By undertaking burning in the early dry season, Uunguu Rangers have been able to contain the large-scale hot-burn wildfires that have threatened landscapes, visitors, cultural sites, plants and animals in the past. Single wildfire events once ravaged up to half the 800,000ha project area and caused major carbon pollution. In the managed period, fires have been contained to within 10,000 ha in size.
Uunguu Ranger Leonie Cheinmora carrying out a controlled burn.
Registered under the Federal Government’s carbon farming initiative, the WGAC fire project has so far mitigated approximately 75,000 tonnes of greenhouse gases – the equivalent of running 17,442 mid-sized cars for a year.
Wunambal Gaambera traditional owners recently met in Kalumburu to plan annual “right-way” burns on their country over the imminent early dry season.
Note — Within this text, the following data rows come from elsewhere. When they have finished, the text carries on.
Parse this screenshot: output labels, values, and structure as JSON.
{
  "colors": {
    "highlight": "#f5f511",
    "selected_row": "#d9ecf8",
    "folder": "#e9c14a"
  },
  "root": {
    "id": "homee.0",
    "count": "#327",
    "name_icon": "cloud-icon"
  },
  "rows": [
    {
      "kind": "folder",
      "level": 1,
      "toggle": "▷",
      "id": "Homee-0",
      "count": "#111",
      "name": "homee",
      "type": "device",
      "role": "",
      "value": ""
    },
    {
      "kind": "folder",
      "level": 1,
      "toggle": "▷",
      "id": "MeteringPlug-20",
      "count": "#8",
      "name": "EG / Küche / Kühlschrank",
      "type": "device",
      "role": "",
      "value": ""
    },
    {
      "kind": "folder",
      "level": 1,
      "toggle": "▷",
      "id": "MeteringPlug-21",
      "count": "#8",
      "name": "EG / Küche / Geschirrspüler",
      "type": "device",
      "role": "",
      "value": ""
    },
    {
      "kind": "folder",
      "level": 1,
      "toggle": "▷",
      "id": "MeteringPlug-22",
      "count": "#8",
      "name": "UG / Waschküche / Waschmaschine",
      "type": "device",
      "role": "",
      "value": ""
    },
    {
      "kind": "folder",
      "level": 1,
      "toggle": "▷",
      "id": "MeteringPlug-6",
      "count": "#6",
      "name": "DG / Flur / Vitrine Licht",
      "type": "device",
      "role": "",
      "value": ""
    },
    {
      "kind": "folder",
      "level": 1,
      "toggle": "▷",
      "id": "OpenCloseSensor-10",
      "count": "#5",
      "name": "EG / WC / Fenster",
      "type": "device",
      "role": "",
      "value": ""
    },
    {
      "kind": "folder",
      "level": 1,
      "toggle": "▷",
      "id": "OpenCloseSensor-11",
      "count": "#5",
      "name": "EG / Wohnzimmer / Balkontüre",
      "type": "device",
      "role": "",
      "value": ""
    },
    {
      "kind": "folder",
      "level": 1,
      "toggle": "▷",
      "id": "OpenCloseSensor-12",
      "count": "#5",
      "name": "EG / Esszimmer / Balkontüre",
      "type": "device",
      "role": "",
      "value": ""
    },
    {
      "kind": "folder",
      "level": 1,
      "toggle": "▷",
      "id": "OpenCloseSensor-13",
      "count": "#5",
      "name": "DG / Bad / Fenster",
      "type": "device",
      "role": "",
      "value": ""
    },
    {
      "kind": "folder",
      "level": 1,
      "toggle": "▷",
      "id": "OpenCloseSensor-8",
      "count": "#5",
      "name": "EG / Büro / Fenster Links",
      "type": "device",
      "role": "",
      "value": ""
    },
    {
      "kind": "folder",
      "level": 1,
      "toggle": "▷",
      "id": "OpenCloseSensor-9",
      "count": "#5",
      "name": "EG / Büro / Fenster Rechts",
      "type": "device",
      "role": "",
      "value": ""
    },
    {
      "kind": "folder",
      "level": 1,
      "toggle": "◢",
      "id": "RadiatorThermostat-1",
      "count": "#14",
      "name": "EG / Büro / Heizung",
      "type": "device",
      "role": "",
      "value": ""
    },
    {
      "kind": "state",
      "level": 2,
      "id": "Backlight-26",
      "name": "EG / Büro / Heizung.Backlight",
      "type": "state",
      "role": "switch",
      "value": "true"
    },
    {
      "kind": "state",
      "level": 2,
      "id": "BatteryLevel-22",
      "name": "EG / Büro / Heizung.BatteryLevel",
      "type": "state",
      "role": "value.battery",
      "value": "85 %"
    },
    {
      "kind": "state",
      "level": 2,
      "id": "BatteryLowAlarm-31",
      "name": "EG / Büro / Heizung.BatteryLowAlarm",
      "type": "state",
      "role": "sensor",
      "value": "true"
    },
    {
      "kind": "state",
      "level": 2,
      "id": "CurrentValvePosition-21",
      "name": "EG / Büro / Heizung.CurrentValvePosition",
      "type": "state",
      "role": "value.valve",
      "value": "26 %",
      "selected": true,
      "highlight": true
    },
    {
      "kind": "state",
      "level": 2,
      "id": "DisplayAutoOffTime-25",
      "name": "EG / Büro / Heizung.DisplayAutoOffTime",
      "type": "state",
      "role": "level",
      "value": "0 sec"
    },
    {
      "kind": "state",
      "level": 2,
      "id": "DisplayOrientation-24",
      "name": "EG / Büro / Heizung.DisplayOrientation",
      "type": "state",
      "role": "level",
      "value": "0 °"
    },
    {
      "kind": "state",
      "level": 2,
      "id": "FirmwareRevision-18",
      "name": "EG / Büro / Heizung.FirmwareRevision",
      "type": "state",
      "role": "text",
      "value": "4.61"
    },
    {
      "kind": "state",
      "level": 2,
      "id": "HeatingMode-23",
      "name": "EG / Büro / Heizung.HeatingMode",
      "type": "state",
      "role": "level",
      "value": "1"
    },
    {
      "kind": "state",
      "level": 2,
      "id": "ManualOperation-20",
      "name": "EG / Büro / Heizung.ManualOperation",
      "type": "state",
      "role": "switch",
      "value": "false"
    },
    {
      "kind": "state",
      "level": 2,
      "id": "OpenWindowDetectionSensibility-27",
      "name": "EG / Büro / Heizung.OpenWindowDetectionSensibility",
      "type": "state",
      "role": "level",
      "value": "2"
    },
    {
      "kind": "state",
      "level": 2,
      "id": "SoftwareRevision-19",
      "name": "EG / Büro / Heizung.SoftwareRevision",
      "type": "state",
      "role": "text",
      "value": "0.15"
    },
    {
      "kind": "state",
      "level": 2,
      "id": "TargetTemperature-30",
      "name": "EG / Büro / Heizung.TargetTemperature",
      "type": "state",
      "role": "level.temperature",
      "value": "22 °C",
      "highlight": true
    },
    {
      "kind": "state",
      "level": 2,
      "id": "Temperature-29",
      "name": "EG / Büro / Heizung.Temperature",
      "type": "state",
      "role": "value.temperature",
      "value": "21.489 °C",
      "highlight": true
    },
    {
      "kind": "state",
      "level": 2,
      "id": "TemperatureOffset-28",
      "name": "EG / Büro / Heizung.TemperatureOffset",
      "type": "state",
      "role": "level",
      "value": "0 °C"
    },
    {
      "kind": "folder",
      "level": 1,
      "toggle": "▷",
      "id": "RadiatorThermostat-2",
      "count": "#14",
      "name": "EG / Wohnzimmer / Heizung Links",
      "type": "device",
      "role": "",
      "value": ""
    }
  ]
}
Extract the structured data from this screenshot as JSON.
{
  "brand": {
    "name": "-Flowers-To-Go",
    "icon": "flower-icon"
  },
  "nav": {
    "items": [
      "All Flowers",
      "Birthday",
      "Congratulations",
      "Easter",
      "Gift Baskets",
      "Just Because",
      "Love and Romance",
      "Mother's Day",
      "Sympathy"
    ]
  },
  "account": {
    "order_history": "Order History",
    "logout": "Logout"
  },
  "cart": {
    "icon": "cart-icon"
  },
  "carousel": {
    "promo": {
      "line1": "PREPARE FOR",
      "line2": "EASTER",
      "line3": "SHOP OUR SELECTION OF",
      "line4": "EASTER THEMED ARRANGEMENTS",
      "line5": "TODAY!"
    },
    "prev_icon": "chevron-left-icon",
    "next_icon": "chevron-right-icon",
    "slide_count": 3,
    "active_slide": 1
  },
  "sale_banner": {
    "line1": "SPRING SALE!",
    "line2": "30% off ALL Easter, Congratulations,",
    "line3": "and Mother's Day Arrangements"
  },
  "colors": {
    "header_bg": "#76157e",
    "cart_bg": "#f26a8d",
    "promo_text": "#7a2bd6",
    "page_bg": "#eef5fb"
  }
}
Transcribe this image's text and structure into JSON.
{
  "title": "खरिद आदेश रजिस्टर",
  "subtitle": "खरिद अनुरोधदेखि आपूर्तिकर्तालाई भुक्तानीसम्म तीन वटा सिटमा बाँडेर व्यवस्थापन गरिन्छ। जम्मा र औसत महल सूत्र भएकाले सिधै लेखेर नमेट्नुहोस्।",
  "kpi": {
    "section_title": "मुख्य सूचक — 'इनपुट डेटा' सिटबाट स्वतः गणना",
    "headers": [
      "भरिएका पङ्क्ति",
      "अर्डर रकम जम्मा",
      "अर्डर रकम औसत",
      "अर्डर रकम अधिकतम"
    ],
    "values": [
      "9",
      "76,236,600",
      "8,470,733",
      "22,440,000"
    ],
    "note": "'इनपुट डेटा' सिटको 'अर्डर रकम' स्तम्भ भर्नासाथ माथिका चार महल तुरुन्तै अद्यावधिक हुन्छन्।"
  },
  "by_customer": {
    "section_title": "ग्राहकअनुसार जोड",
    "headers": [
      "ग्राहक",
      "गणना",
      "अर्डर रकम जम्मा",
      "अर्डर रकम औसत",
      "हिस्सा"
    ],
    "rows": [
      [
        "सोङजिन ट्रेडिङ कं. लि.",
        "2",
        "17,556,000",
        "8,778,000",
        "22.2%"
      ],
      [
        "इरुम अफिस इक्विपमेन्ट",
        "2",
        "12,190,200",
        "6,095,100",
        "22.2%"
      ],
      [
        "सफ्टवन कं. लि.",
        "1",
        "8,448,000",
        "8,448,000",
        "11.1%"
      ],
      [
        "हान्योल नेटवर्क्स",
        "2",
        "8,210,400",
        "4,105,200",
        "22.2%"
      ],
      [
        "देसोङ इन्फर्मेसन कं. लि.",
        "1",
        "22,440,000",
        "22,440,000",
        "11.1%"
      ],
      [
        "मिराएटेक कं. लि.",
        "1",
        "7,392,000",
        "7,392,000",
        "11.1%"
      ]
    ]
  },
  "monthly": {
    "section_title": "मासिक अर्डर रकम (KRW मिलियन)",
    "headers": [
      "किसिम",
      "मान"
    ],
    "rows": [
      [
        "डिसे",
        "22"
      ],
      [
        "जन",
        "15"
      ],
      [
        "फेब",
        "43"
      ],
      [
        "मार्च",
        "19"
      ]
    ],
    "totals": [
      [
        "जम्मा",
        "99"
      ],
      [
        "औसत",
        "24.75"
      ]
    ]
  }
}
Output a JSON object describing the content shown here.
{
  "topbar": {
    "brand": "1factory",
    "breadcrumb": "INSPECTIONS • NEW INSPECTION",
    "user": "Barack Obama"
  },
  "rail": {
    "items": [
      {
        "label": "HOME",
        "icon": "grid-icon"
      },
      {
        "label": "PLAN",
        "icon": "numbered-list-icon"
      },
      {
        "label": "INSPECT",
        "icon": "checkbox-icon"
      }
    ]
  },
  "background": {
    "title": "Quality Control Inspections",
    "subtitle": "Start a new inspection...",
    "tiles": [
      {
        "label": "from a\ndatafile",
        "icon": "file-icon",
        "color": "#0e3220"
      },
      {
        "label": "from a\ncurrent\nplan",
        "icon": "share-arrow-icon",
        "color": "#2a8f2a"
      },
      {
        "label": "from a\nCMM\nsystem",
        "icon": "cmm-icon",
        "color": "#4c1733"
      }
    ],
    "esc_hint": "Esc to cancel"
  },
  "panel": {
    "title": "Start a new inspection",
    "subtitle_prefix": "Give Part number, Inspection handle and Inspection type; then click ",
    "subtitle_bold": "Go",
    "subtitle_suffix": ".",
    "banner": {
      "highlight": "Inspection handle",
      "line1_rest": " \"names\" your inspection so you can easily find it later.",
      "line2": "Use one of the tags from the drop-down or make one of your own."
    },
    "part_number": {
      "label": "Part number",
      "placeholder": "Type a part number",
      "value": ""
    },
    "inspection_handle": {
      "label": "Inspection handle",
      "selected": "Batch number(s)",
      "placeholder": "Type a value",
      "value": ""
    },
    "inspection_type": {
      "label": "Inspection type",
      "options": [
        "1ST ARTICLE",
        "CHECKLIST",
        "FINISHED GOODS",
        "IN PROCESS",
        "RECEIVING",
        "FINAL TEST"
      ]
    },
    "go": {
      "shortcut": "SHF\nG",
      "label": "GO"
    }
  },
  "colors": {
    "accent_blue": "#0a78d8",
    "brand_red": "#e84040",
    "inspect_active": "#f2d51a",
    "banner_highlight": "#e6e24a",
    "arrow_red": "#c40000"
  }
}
The Kimberley Land Council and WA Department of Parks and Wildlife also attended.
“Fire has a spiritual importance in our culture and traditional owners welcome the opportunity to be involved in managing fire on their country,” Uunguu Head Ranger Neil Waina said.
Uunguu Head Ranger Neil Waina (in uniform)
From 2000 to 2009, Early Dry Season (EDS) burning covered an average of 5% of the project area, while Late Dry Season (LDS) wildfires affected an average of 22% of the area each year.
“Since the Wunambal Gaambera Uunguu Fire Project has been in operation, EDS burning has increased to around 16% of the project area and LDS wildfires are restricted to less than 10% of the area,” Mr Waina said.
Main image: Uunguu Ranger, Jason Adams, is employed by Wunambal Gaambera Aboriginal Corporation to undertake fire management along with other land management work.
Story and images thanks to Wunambal Gaambera Aboriginal Corporation.